Felicia and Ian in their Kilauea 'yarden.' Photo by Keri Cooper
Cowden says a big motivation for starting with the whole Akamai deal was “the high incarceration rate of our wonderful youth. When I see how many high-potential kids end up adjudicated, that’s an indictment of our system — not the kids.
“I wanted to teach kids financial literacy because most crime is poverty related. I wanted to introduce learning with a sense of purpose.”
There was also the problem of inflexibility within the public schools, which Cowden bumped into while running surf shops on the North Shore for 18 years. In the business, she says she met extraordinary surfers with the opportunity to travel around the world. They were punished at school because of their absences.

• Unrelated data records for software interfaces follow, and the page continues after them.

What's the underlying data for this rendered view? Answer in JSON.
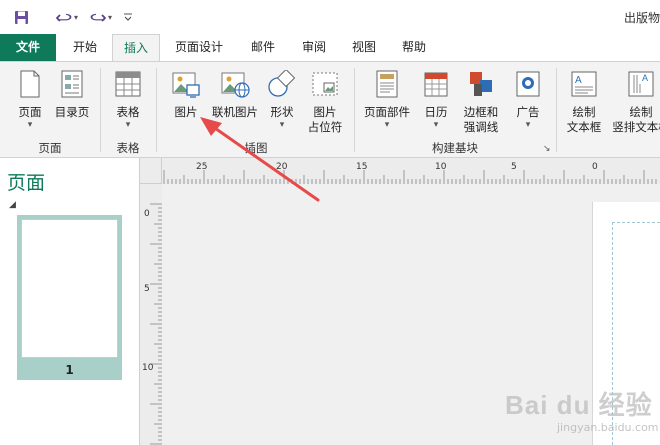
{
  "window": {
    "title": "出版物",
    "qat": {
      "save_icon": "save-icon",
      "undo_icon": "undo-icon",
      "redo_icon": "redo-icon",
      "customize_icon": "customize-qat-icon"
    }
  },
  "tabs": [
    {
      "label": "文件"
    },
    {
      "label": "开始"
    },
    {
      "label": "插入"
    },
    {
      "label": "页面设计"
    },
    {
      "label": "邮件"
    },
    {
      "label": "审阅"
    },
    {
      "label": "视图"
    },
    {
      "label": "帮助"
    }
  ],
  "ribbon": {
    "groups": {
      "pages": "页面",
      "tables": "表格",
      "illustrations": "插图",
      "building_blocks": "构建基块"
    },
    "buttons": {
      "page": "页面",
      "catalog_page": "目录页",
      "table": "表格",
      "picture": "图片",
      "online_picture": "联机图片",
      "shapes": "形状",
      "placeholder_line1": "图片",
      "placeholder_line2": "占位符",
      "page_parts": "页面部件",
      "calendar": "日历",
      "borders_line1": "边框和",
      "borders_line2": "强调线",
      "ads": "广告",
      "draw_textbox_line1": "绘制",
      "draw_textbox_line2": "文本框",
      "draw_vertical_line1": "绘制",
      "draw_vertical_line2": "竖排文本框"
    },
    "caret": "▾",
    "launcher": "↘"
  },
  "pages_pane": {
    "title": "页面",
    "collapse": "◢",
    "thumbnails": [
      {
        "number": "1"
      }
    ]
  },
  "ruler": {
    "h_labels": [
      "25",
      "20",
      "15",
      "10",
      "5",
      "0"
    ],
    "v_labels": [
      "0",
      "5",
      "10"
    ]
  },
  "colors": {
    "accent": "#0e7a5a",
    "arrow": "#e64a4a"
  },
  "watermark": {
    "text": "Bai du 经验",
    "sub": "jingyan.baidu.com"
  }
}
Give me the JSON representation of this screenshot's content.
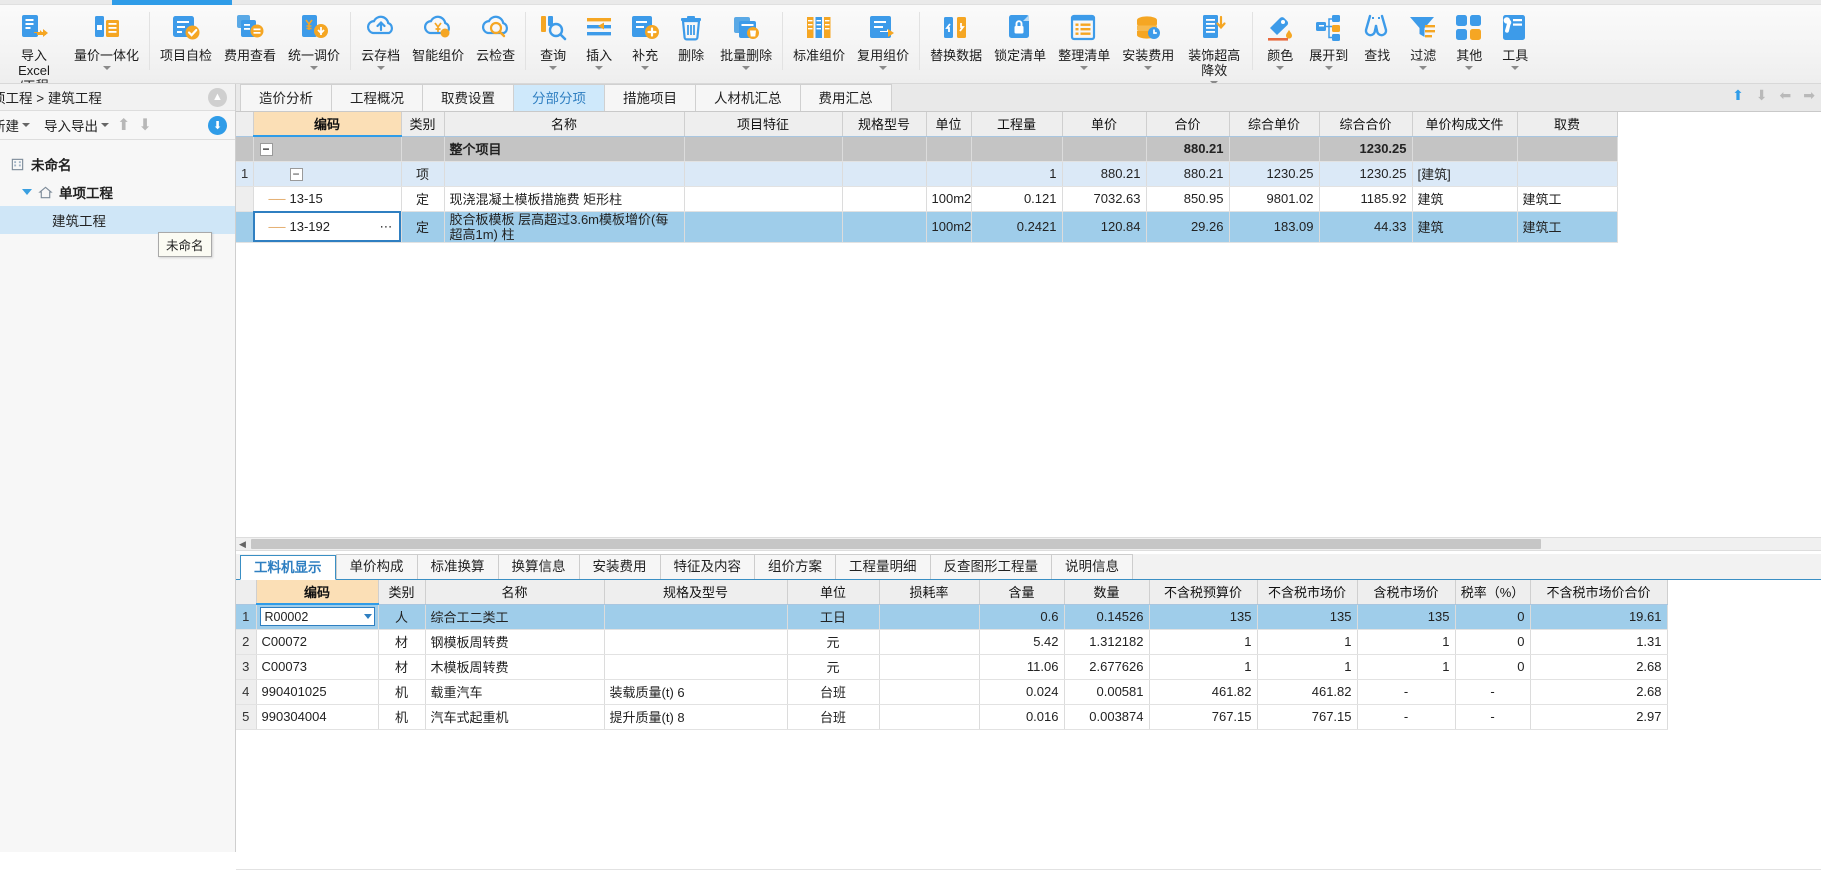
{
  "ribbon": {
    "buttons": [
      {
        "label": "导入Excel\n/工程",
        "icon": "import-excel-icon",
        "caret": true,
        "two": true
      },
      {
        "label": "量价一体化",
        "icon": "quantity-price-icon",
        "caret": true
      },
      {
        "label": "项目自检",
        "icon": "project-selfcheck-icon",
        "caret": false
      },
      {
        "label": "费用查看",
        "icon": "fee-view-icon",
        "caret": false
      },
      {
        "label": "统一调价",
        "icon": "unified-price-icon",
        "caret": true
      },
      {
        "label": "云存档",
        "icon": "cloud-archive-icon",
        "caret": true
      },
      {
        "label": "智能组价",
        "icon": "smart-pricing-icon",
        "caret": false
      },
      {
        "label": "云检查",
        "icon": "cloud-check-icon",
        "caret": false
      },
      {
        "label": "查询",
        "icon": "query-icon",
        "caret": true
      },
      {
        "label": "插入",
        "icon": "insert-icon",
        "caret": true
      },
      {
        "label": "补充",
        "icon": "supplement-icon",
        "caret": true
      },
      {
        "label": "删除",
        "icon": "delete-icon",
        "caret": false
      },
      {
        "label": "批量删除",
        "icon": "batch-delete-icon",
        "caret": true
      },
      {
        "label": "标准组价",
        "icon": "standard-pricing-icon",
        "caret": false
      },
      {
        "label": "复用组价",
        "icon": "reuse-pricing-icon",
        "caret": true
      },
      {
        "label": "替换数据",
        "icon": "replace-data-icon",
        "caret": false
      },
      {
        "label": "锁定清单",
        "icon": "lock-list-icon",
        "caret": false
      },
      {
        "label": "整理清单",
        "icon": "organize-list-icon",
        "caret": true
      },
      {
        "label": "安装费用",
        "icon": "install-fee-icon",
        "caret": true
      },
      {
        "label": "装饰超高\n降效",
        "icon": "decoration-height-icon",
        "caret": true,
        "two": true
      },
      {
        "label": "颜色",
        "icon": "color-icon",
        "caret": true
      },
      {
        "label": "展开到",
        "icon": "expand-to-icon",
        "caret": true
      },
      {
        "label": "查找",
        "icon": "find-icon",
        "caret": false
      },
      {
        "label": "过滤",
        "icon": "filter-icon",
        "caret": true
      },
      {
        "label": "其他",
        "icon": "other-icon",
        "caret": true
      },
      {
        "label": "工具",
        "icon": "tools-icon",
        "caret": true
      }
    ]
  },
  "sidebar": {
    "breadcrumb": "项工程 > 建筑工程",
    "toolbar": {
      "new_label": "新建",
      "import_export_label": "导入导出",
      "up_icon": "arrow-up-icon",
      "down_icon": "arrow-down-icon",
      "download_icon": "download-icon"
    },
    "collapse_icon": "collapse-icon",
    "tooltip": "未命名",
    "tree": [
      {
        "label": "未命名",
        "level": 1,
        "icon": "building-icon",
        "selected": false
      },
      {
        "label": "单项工程",
        "level": 2,
        "icon": "home-icon",
        "selected": false
      },
      {
        "label": "建筑工程",
        "level": 3,
        "icon": "",
        "selected": true
      }
    ]
  },
  "main": {
    "tabs": [
      {
        "label": "造价分析",
        "active": false
      },
      {
        "label": "工程概况",
        "active": false
      },
      {
        "label": "取费设置",
        "active": false
      },
      {
        "label": "分部分项",
        "active": true
      },
      {
        "label": "措施项目",
        "active": false
      },
      {
        "label": "人材机汇总",
        "active": false
      },
      {
        "label": "费用汇总",
        "active": false
      }
    ],
    "nav_icons": [
      "nav-up-icon",
      "nav-down-icon",
      "nav-prev-icon",
      "nav-next-icon"
    ]
  },
  "top_table": {
    "columns": [
      "编码",
      "类别",
      "名称",
      "项目特征",
      "规格型号",
      "单位",
      "工程量",
      "单价",
      "合价",
      "综合单价",
      "综合合价",
      "单价构成文件",
      "取费"
    ],
    "rows": [
      {
        "no": "",
        "kind": "total",
        "code": "",
        "cat": "",
        "name": "整个项目",
        "feature": "",
        "spec": "",
        "unit": "",
        "qty": "",
        "price": "",
        "total": "880.21",
        "cprice": "",
        "ctotal": "1230.25",
        "file": "",
        "fee": ""
      },
      {
        "no": "1",
        "kind": "item",
        "code": "",
        "cat": "项",
        "name": "",
        "feature": "",
        "spec": "",
        "unit": "",
        "qty": "1",
        "price": "880.21",
        "total": "880.21",
        "cprice": "1230.25",
        "ctotal": "1230.25",
        "file": "[建筑]",
        "fee": ""
      },
      {
        "no": "",
        "kind": "sub",
        "code": "13-15",
        "cat": "定",
        "name": "现浇混凝土模板措施费 矩形柱",
        "feature": "",
        "spec": "",
        "unit": "100m2",
        "qty": "0.121",
        "price": "7032.63",
        "total": "850.95",
        "cprice": "9801.02",
        "ctotal": "1185.92",
        "file": "建筑",
        "fee": "建筑工"
      },
      {
        "no": "",
        "kind": "selected",
        "code": "13-192",
        "cat": "定",
        "name": "胶合板模板 层高超过3.6m模板增价(每超高1m) 柱",
        "feature": "",
        "spec": "",
        "unit": "100m2",
        "qty": "0.2421",
        "price": "120.84",
        "total": "29.26",
        "cprice": "183.09",
        "ctotal": "44.33",
        "file": "建筑",
        "fee": "建筑工"
      }
    ]
  },
  "bottom_panel": {
    "tabs": [
      {
        "label": "工料机显示",
        "active": true
      },
      {
        "label": "单价构成",
        "active": false
      },
      {
        "label": "标准换算",
        "active": false
      },
      {
        "label": "换算信息",
        "active": false
      },
      {
        "label": "安装费用",
        "active": false
      },
      {
        "label": "特征及内容",
        "active": false
      },
      {
        "label": "组价方案",
        "active": false
      },
      {
        "label": "工程量明细",
        "active": false
      },
      {
        "label": "反查图形工程量",
        "active": false
      },
      {
        "label": "说明信息",
        "active": false
      }
    ],
    "columns": [
      "编码",
      "类别",
      "名称",
      "规格及型号",
      "单位",
      "损耗率",
      "含量",
      "数量",
      "不含税预算价",
      "不含税市场价",
      "含税市场价",
      "税率（%）",
      "不含税市场价合价"
    ],
    "rows": [
      {
        "no": "1",
        "code": "R00002",
        "cat": "人",
        "name": "综合工二类工",
        "spec": "",
        "unit": "工日",
        "loss": "",
        "content": "0.6",
        "qty": "0.14526",
        "budget": "135",
        "market": "135",
        "taxmarket": "135",
        "rate": "0",
        "total": "19.61",
        "selected": true,
        "editable": true
      },
      {
        "no": "2",
        "code": "C00072",
        "cat": "材",
        "name": "钢模板周转费",
        "spec": "",
        "unit": "元",
        "loss": "",
        "content": "5.42",
        "qty": "1.312182",
        "budget": "1",
        "market": "1",
        "taxmarket": "1",
        "rate": "0",
        "total": "1.31",
        "selected": false
      },
      {
        "no": "3",
        "code": "C00073",
        "cat": "材",
        "name": "木模板周转费",
        "spec": "",
        "unit": "元",
        "loss": "",
        "content": "11.06",
        "qty": "2.677626",
        "budget": "1",
        "market": "1",
        "taxmarket": "1",
        "rate": "0",
        "total": "2.68",
        "selected": false
      },
      {
        "no": "4",
        "code": "990401025",
        "cat": "机",
        "name": "载重汽车",
        "spec": "装载质量(t) 6",
        "unit": "台班",
        "loss": "",
        "content": "0.024",
        "qty": "0.00581",
        "budget": "461.82",
        "market": "461.82",
        "taxmarket": "-",
        "rate": "-",
        "total": "2.68",
        "selected": false
      },
      {
        "no": "5",
        "code": "990304004",
        "cat": "机",
        "name": "汽车式起重机",
        "spec": "提升质量(t) 8",
        "unit": "台班",
        "loss": "",
        "content": "0.016",
        "qty": "0.003874",
        "budget": "767.15",
        "market": "767.15",
        "taxmarket": "-",
        "rate": "-",
        "total": "2.97",
        "selected": false
      }
    ]
  },
  "colors": {
    "accent": "#2f9ce8",
    "selection": "#9fcdea",
    "item_row": "#dbe9f7",
    "total_row": "#c4c4c4",
    "key_col_header": "#fbdfb6"
  }
}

It happened to Andy Irons, she says, who wasn’t allowed to participate in his high school graduation. In response, Cowden says that some youth dropped out in favor of home schooling.
“I went to the school, saying let’s do something, offer a blend of flexible learning so kids can do magnificent things in life as well as be part of their peer circles,” she says.
This is a book that supports flexibility, gives some examples of it and at the same time, it’s a chronicle of her and Ian’s year together last year.
“The conversation is about the North Shore of Kaua`i, but it is a message to the whole nation that shares this challenge,” says Cowden.